A few hours ago SpaceX Dragon spacecraft blasted off atop a Falcon 9 rocket from Cape Canaveral in its CRS-9 (Cargo Resupply Service 9) mission, also referred to as SPX-9. After almost ten minutes it separated successfully from the rocket’s last stage and went en route. This is the ninth mission to send the Dragon spacecraft to the International Space Station with various cargoes and then return to Earth, again with various cargoes.
A few hours ago the Progress MS-3 spacecraft blasted off atop a Soyuz U rocket from the Baikonur Cosmodrome in Kazakhstan. After about nine minutes it separated successfully from the rocket’s last stage and was placed on its route. The cargo spacecraft began its resupply mission to the International Space Station also called Progress 64. The spacecraft was launched in the route that requires two days of travel.
A few hours ago the Soyuz MS-01 spacecraft was launched from the Baikonur Cosmodrome in Kazakhstan carrying Kate Rubins, Anatoly Ivanishin and Takuya Onishi to transport them to the International Space Station. Unlike the usual fast path that takes six hours, it began a two-day trip that will allow to test the new version of its on-board systems.

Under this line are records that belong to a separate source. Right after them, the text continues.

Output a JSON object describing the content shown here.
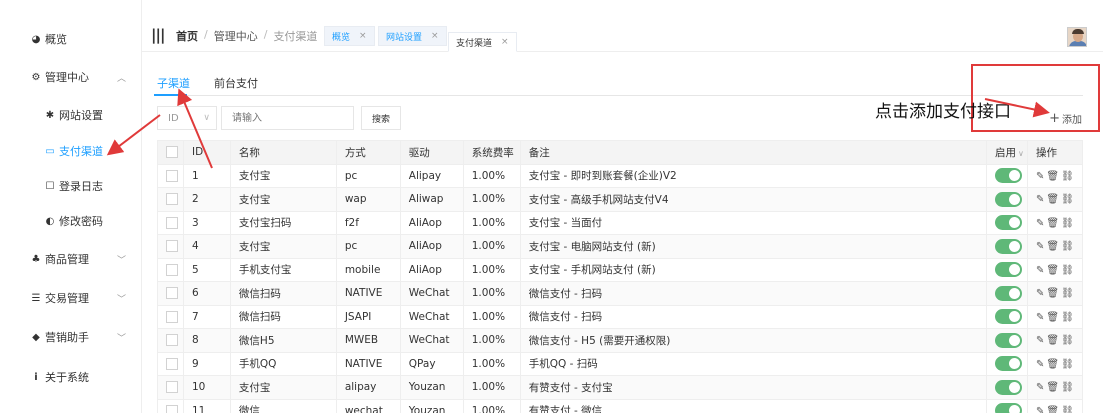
{
  "sidebar": {
    "items": [
      {
        "label": "概览",
        "icon": "dashboard-icon"
      },
      {
        "label": "管理中心",
        "icon": "gears-icon"
      },
      {
        "label": "网站设置",
        "icon": "gear-icon"
      },
      {
        "label": "支付渠道",
        "icon": "card-icon"
      },
      {
        "label": "登录日志",
        "icon": "log-icon"
      },
      {
        "label": "修改密码",
        "icon": "shield-icon"
      },
      {
        "label": "商品管理",
        "icon": "goods-icon"
      },
      {
        "label": "交易管理",
        "icon": "list-icon"
      },
      {
        "label": "营销助手",
        "icon": "tag-icon"
      },
      {
        "label": "关于系统",
        "icon": "info-icon"
      }
    ]
  },
  "header": {
    "breadcrumb": {
      "home": "首页",
      "level2": "管理中心",
      "level3": "支付渠道"
    },
    "tabs": [
      {
        "label": "概览",
        "close": "×"
      },
      {
        "label": "网站设置",
        "close": "×"
      },
      {
        "label": "支付渠道",
        "close": "×"
      }
    ]
  },
  "content": {
    "tabs": [
      {
        "label": "子渠道"
      },
      {
        "label": "前台支付"
      }
    ],
    "filter": {
      "select_value": "ID",
      "input_placeholder": "请输入",
      "search_label": "搜索"
    },
    "add_label": "添加"
  },
  "table": {
    "headers": [
      "ID",
      "名称",
      "方式",
      "驱动",
      "系统费率",
      "备注",
      "启用",
      "操作"
    ],
    "rows": [
      {
        "id": "1",
        "name": "支付宝",
        "method": "pc",
        "driver": "Alipay",
        "rate": "1.00%",
        "note": "支付宝 - 即时到账套餐(企业)V2"
      },
      {
        "id": "2",
        "name": "支付宝",
        "method": "wap",
        "driver": "Aliwap",
        "rate": "1.00%",
        "note": "支付宝 - 高级手机网站支付V4"
      },
      {
        "id": "3",
        "name": "支付宝扫码",
        "method": "f2f",
        "driver": "AliAop",
        "rate": "1.00%",
        "note": "支付宝 - 当面付"
      },
      {
        "id": "4",
        "name": "支付宝",
        "method": "pc",
        "driver": "AliAop",
        "rate": "1.00%",
        "note": "支付宝 - 电脑网站支付 (新)"
      },
      {
        "id": "5",
        "name": "手机支付宝",
        "method": "mobile",
        "driver": "AliAop",
        "rate": "1.00%",
        "note": "支付宝 - 手机网站支付 (新)"
      },
      {
        "id": "6",
        "name": "微信扫码",
        "method": "NATIVE",
        "driver": "WeChat",
        "rate": "1.00%",
        "note": "微信支付 - 扫码"
      },
      {
        "id": "7",
        "name": "微信扫码",
        "method": "JSAPI",
        "driver": "WeChat",
        "rate": "1.00%",
        "note": "微信支付 - 扫码"
      },
      {
        "id": "8",
        "name": "微信H5",
        "method": "MWEB",
        "driver": "WeChat",
        "rate": "1.00%",
        "note": "微信支付 - H5 (需要开通权限)"
      },
      {
        "id": "9",
        "name": "手机QQ",
        "method": "NATIVE",
        "driver": "QPay",
        "rate": "1.00%",
        "note": "手机QQ - 扫码"
      },
      {
        "id": "10",
        "name": "支付宝",
        "method": "alipay",
        "driver": "Youzan",
        "rate": "1.00%",
        "note": "有赞支付 - 支付宝"
      },
      {
        "id": "11",
        "name": "微信",
        "method": "wechat",
        "driver": "Youzan",
        "rate": "1.00%",
        "note": "有赞支付 - 微信"
      }
    ]
  },
  "annotation": {
    "text": "点击添加支付接口",
    "color": "#e03a3a"
  },
  "colors": {
    "accent": "#1e9fff",
    "toggle_on": "#5fb878"
  }
}
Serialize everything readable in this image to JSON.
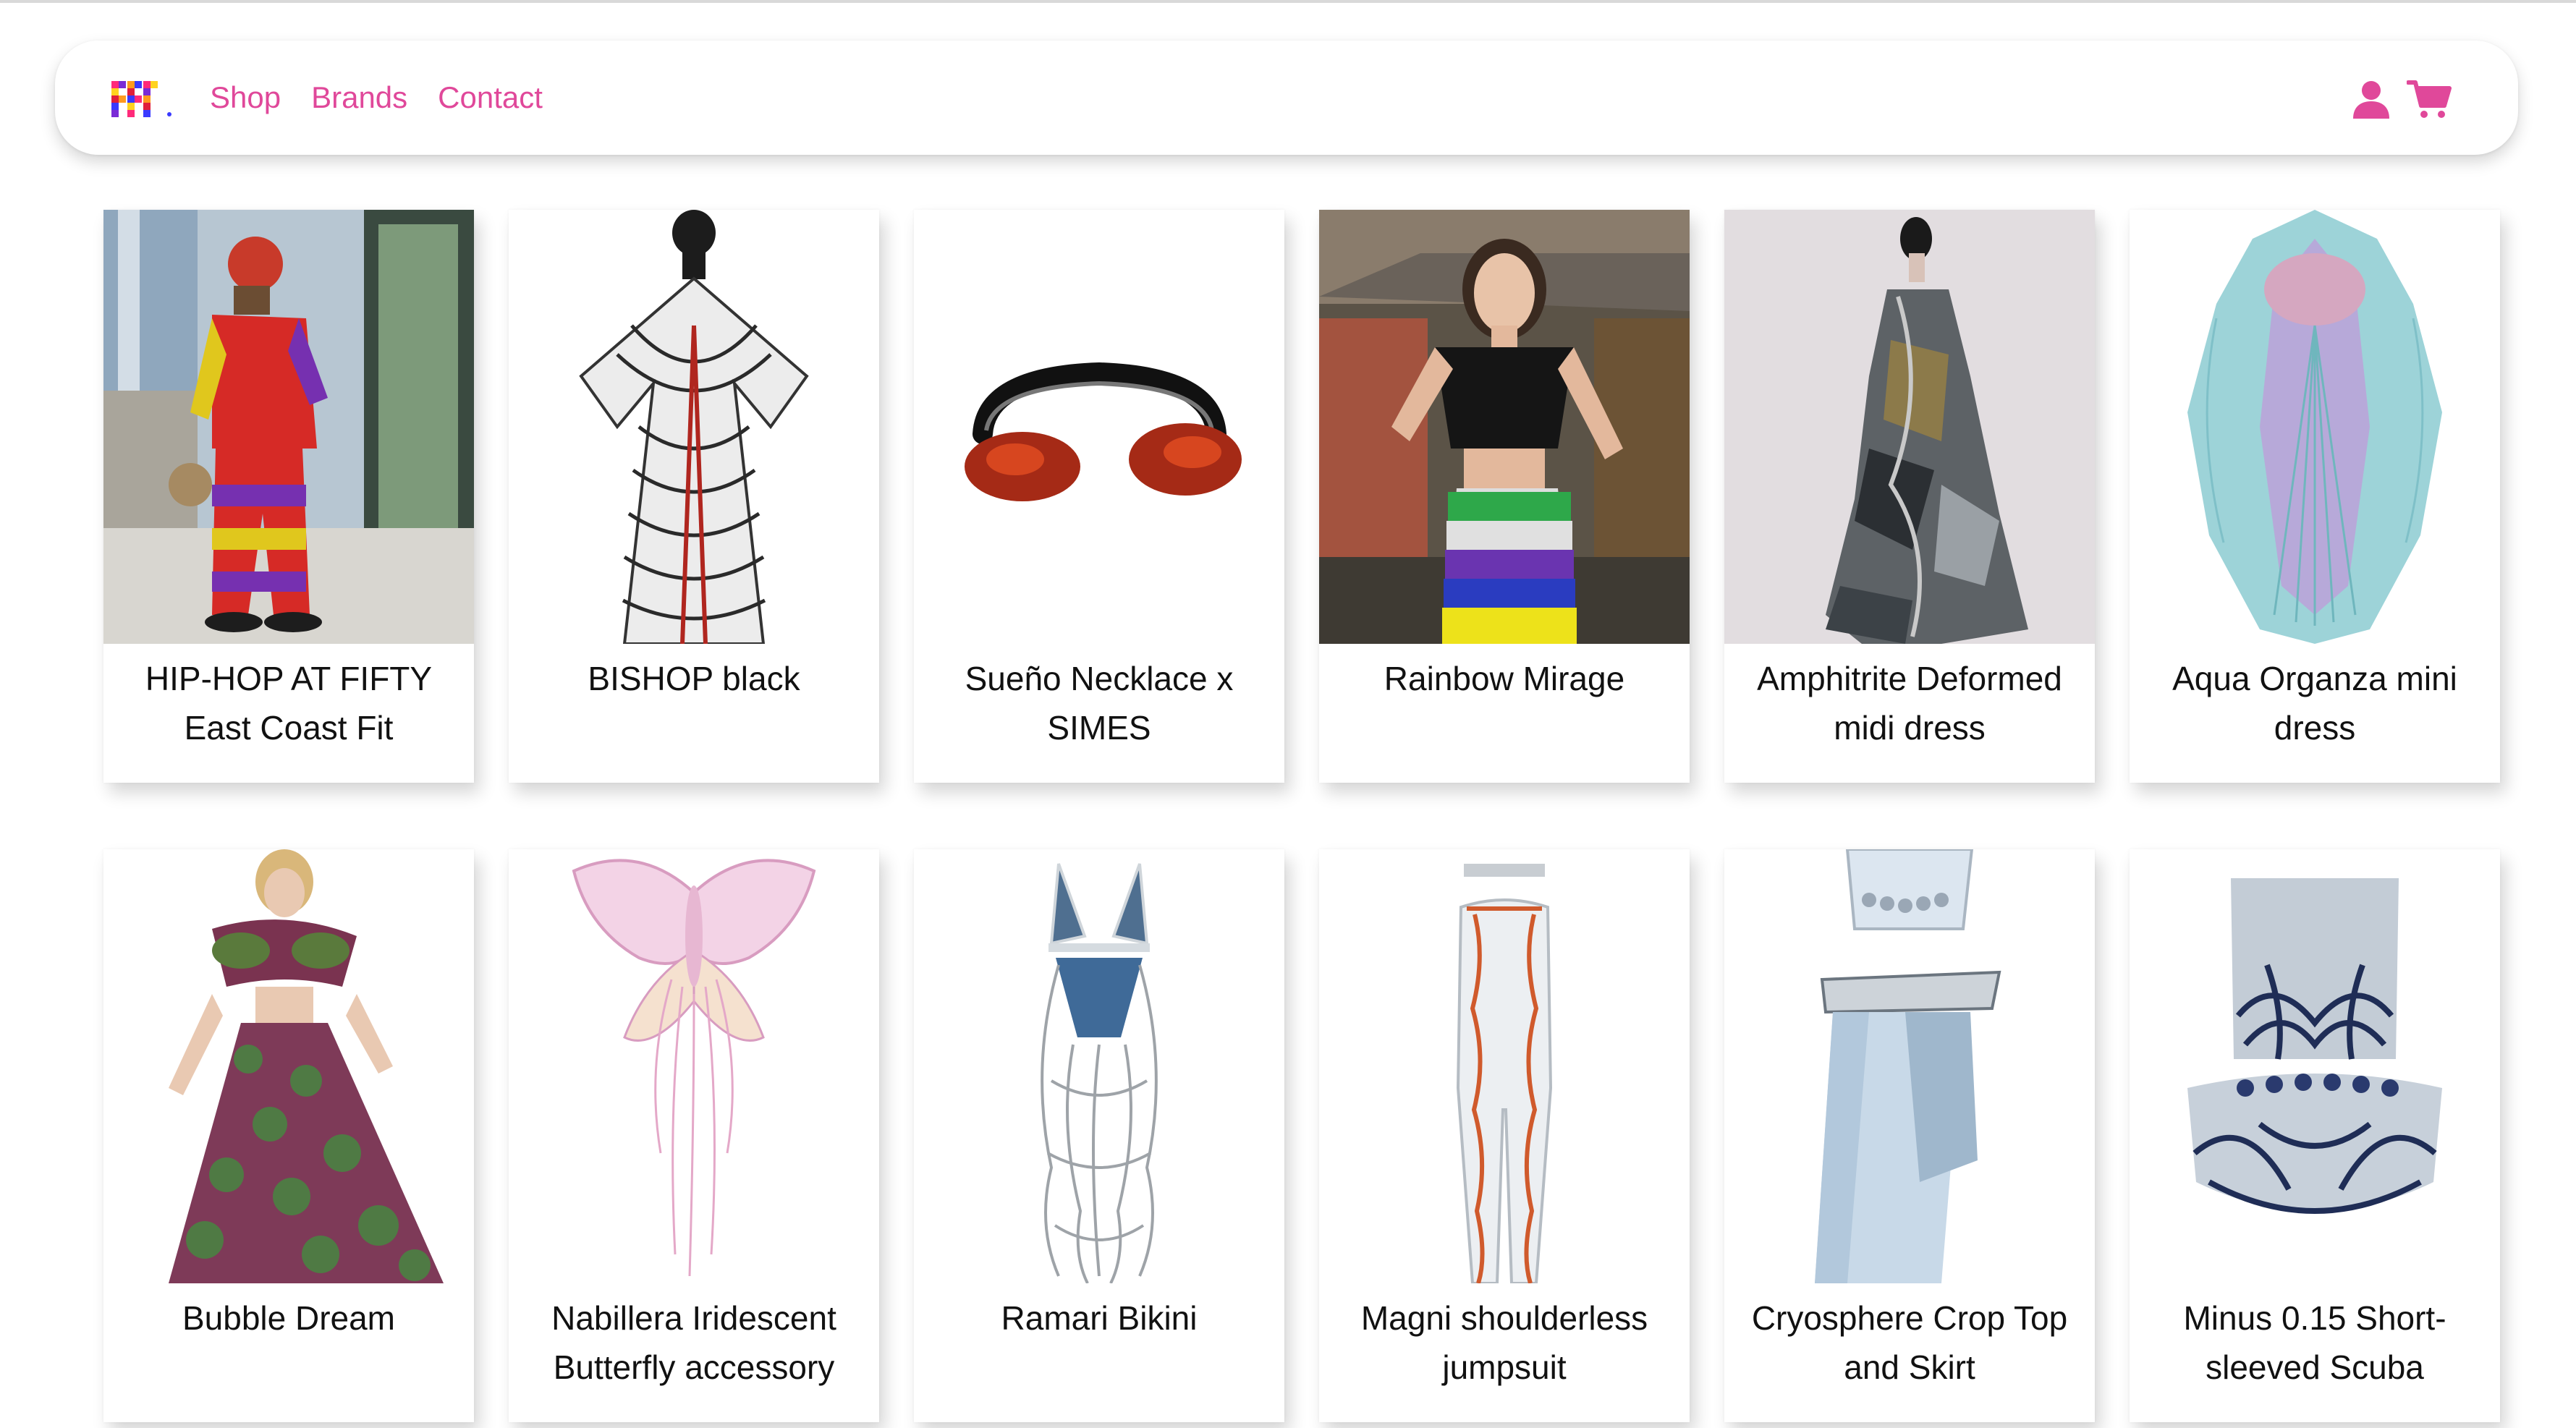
{
  "nav": {
    "links": [
      "Shop",
      "Brands",
      "Contact"
    ]
  },
  "colors": {
    "accent": "#e0489a"
  },
  "icons": {
    "user": "user-icon",
    "cart": "cart-icon",
    "logo": "brand-logo"
  },
  "products": [
    {
      "name": "HIP-HOP AT FIFTY East Coast Fit"
    },
    {
      "name": "BISHOP black"
    },
    {
      "name": "Sueño Necklace x SIMES"
    },
    {
      "name": "Rainbow Mirage"
    },
    {
      "name": "Amphitrite Deformed midi dress"
    },
    {
      "name": "Aqua Organza mini dress"
    },
    {
      "name": "Bubble Dream"
    },
    {
      "name": "Nabillera Iridescent Butterfly accessory"
    },
    {
      "name": "Ramari Bikini"
    },
    {
      "name": "Magni shoulderless jumpsuit"
    },
    {
      "name": "Cryosphere Crop Top and Skirt"
    },
    {
      "name": "Minus 0.15 Short-sleeved Scuba"
    }
  ]
}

SpaceX announced plans to send its first commercial mission to the planet Mars as early as 2018. In Elon Musk’s company’s plans, the journey will be carried out automatically by the Red Dragon spacecraft, a variant of the Dragon 2. The Red Dragon will be launched atop a Falcon Heavy rocket, the version of SpaceX rocket with two additional boosters. NASA will provide technical support but will not fund the mission.